* Description of the task: Copy out exactly the lines from the one with "Give me the" through the last line of the listing below, both included, but none of the pictures.

* Records for the exercise:
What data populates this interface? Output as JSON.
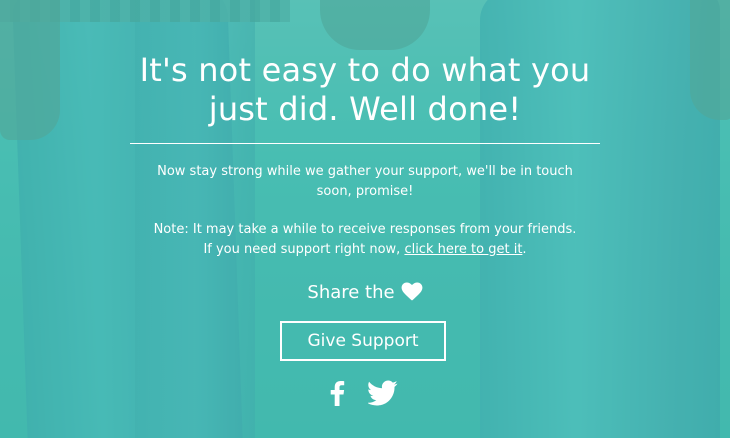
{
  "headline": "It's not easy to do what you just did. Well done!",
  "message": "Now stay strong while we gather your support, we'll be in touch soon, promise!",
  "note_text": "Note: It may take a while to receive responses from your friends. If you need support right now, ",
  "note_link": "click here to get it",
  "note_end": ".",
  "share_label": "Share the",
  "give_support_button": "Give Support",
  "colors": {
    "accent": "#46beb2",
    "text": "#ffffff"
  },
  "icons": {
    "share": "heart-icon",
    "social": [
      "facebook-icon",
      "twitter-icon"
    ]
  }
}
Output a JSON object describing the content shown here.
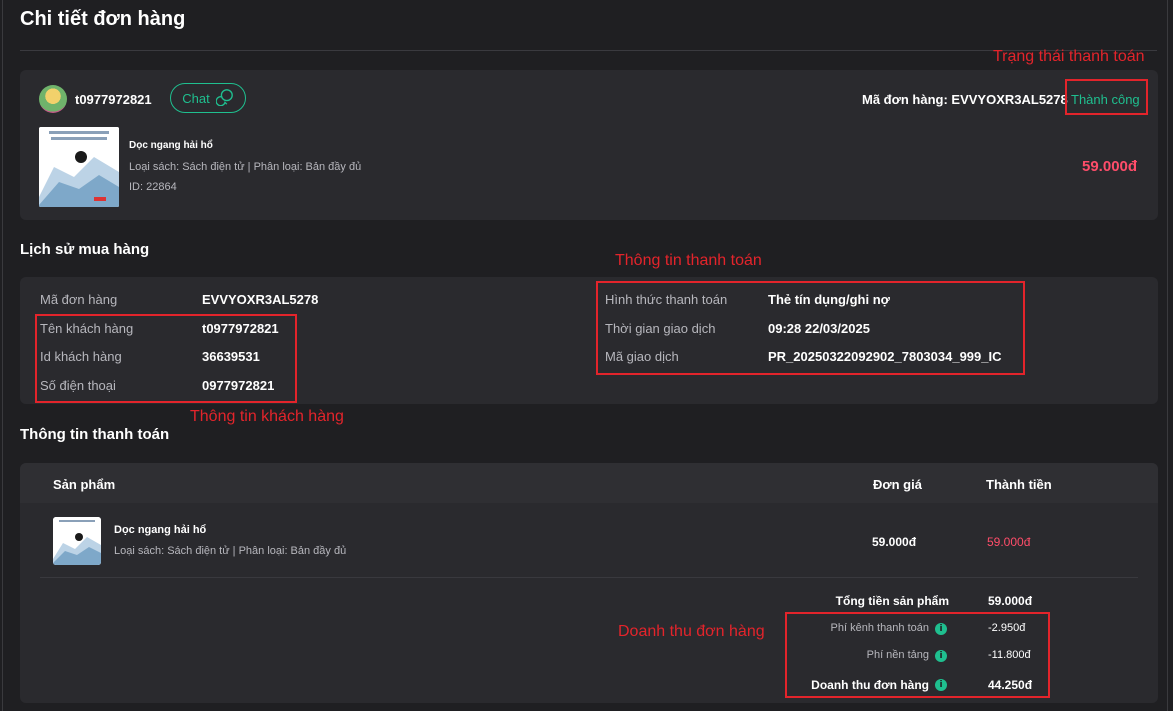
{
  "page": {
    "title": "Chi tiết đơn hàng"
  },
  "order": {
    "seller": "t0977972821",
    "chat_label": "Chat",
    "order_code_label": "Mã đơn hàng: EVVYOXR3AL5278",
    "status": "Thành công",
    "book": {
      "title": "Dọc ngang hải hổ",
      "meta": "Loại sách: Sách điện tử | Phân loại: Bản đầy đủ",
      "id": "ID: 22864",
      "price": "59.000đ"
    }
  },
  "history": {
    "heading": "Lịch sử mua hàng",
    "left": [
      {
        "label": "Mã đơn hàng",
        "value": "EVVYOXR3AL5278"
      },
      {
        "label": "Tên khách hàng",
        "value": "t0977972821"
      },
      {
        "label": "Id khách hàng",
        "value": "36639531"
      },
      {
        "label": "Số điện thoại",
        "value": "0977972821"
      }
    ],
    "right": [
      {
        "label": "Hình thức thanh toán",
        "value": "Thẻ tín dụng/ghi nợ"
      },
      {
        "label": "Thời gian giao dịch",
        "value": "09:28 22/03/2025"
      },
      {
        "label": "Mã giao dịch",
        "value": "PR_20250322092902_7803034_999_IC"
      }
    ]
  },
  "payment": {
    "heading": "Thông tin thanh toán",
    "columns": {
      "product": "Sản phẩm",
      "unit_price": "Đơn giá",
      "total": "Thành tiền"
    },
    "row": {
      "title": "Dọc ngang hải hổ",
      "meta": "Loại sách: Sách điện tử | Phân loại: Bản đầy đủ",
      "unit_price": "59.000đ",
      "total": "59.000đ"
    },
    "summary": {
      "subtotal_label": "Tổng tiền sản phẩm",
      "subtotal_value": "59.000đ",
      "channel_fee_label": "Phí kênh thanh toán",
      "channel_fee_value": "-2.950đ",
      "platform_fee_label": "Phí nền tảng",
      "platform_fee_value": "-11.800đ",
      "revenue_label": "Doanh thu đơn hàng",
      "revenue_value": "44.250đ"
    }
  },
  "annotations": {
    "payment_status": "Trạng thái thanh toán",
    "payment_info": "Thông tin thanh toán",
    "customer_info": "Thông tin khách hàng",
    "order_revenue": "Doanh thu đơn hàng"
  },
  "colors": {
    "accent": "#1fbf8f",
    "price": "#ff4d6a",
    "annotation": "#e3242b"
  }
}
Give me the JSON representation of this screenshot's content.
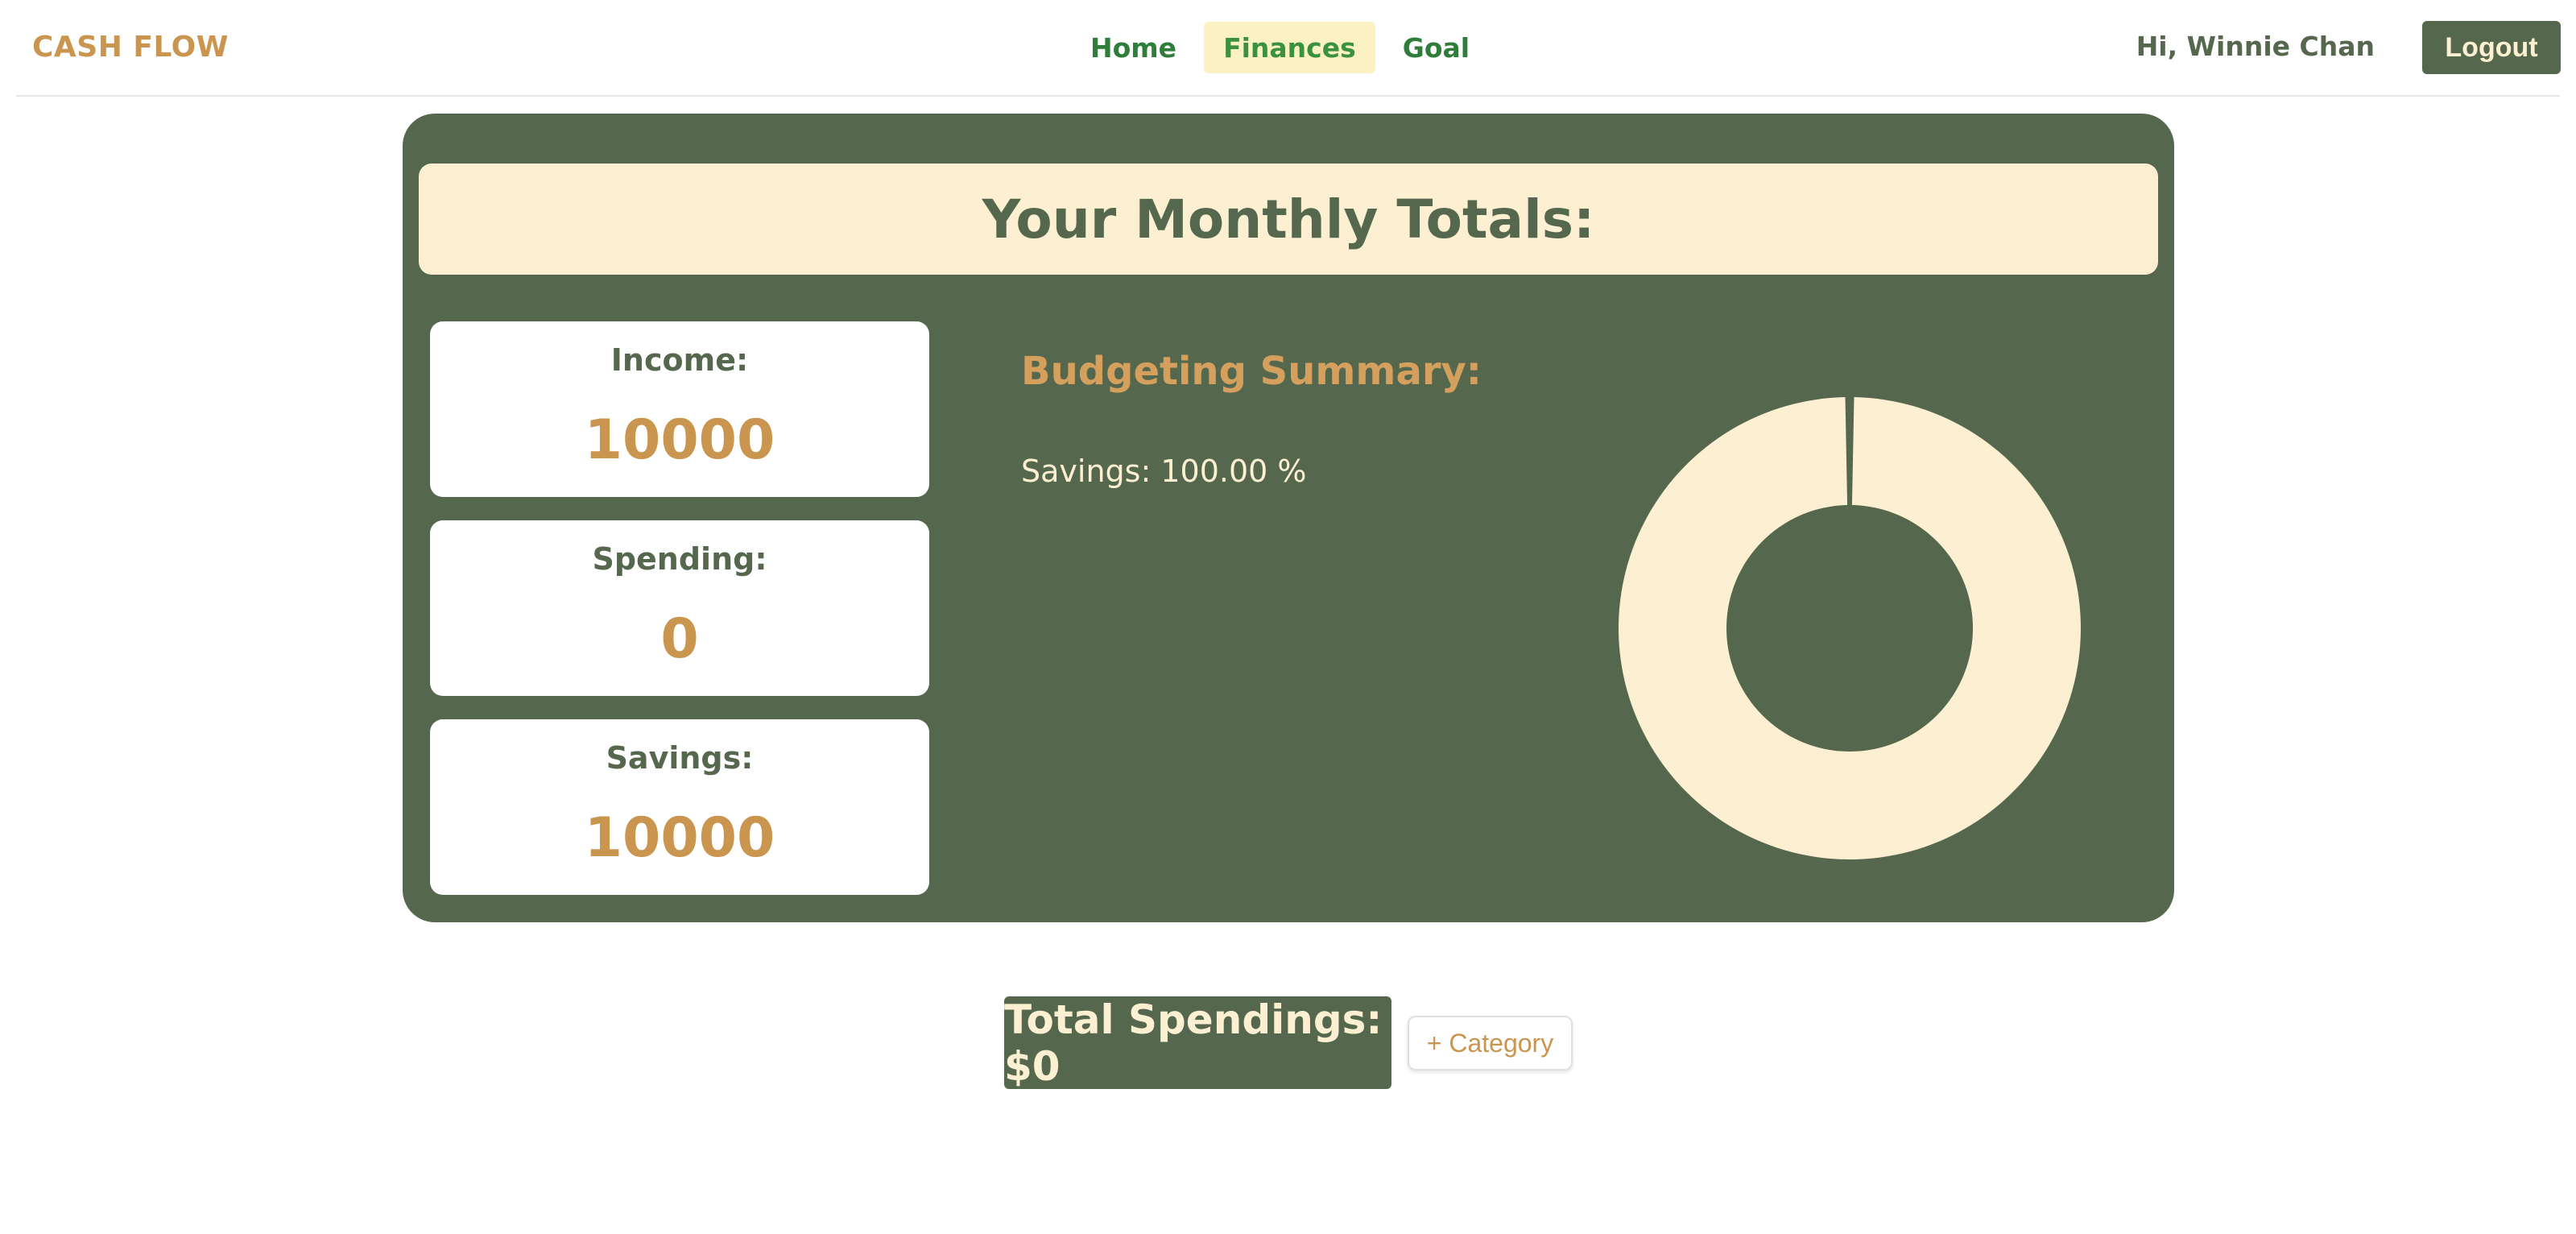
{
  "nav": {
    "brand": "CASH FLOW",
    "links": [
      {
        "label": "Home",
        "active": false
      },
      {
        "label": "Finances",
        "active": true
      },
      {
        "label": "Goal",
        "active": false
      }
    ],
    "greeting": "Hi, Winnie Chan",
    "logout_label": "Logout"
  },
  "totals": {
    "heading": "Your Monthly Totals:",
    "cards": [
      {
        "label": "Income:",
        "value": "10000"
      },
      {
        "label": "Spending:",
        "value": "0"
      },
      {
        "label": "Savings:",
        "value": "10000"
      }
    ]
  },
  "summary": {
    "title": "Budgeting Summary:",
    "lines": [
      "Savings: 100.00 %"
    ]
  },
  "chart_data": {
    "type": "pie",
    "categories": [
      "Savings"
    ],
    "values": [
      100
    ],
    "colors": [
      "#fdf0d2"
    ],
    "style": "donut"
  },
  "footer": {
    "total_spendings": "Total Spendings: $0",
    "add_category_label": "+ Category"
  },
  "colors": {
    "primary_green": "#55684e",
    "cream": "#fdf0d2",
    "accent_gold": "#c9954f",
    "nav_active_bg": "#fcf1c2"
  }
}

* Solved exercise:
Give me the JSON representation of this screenshot's content.
{
  "nav": {
    "brand": "CASH FLOW",
    "links": [
      {
        "label": "Home",
        "active": false
      },
      {
        "label": "Finances",
        "active": true
      },
      {
        "label": "Goal",
        "active": false
      }
    ],
    "greeting": "Hi, Winnie Chan",
    "logout_label": "Logout"
  },
  "totals": {
    "heading": "Your Monthly Totals:",
    "cards": [
      {
        "label": "Income:",
        "value": "10000"
      },
      {
        "label": "Spending:",
        "value": "0"
      },
      {
        "label": "Savings:",
        "value": "10000"
      }
    ]
  },
  "summary": {
    "title": "Budgeting Summary:",
    "lines": [
      "Savings: 100.00 %"
    ]
  },
  "chart_data": {
    "type": "pie",
    "categories": [
      "Savings"
    ],
    "values": [
      100
    ],
    "colors": [
      "#fdf0d2"
    ],
    "style": "donut"
  },
  "footer": {
    "total_spendings": "Total Spendings: $0",
    "add_category_label": "+ Category"
  },
  "colors": {
    "primary_green": "#55684e",
    "cream": "#fdf0d2",
    "accent_gold": "#c9954f",
    "nav_active_bg": "#fcf1c2"
  }
}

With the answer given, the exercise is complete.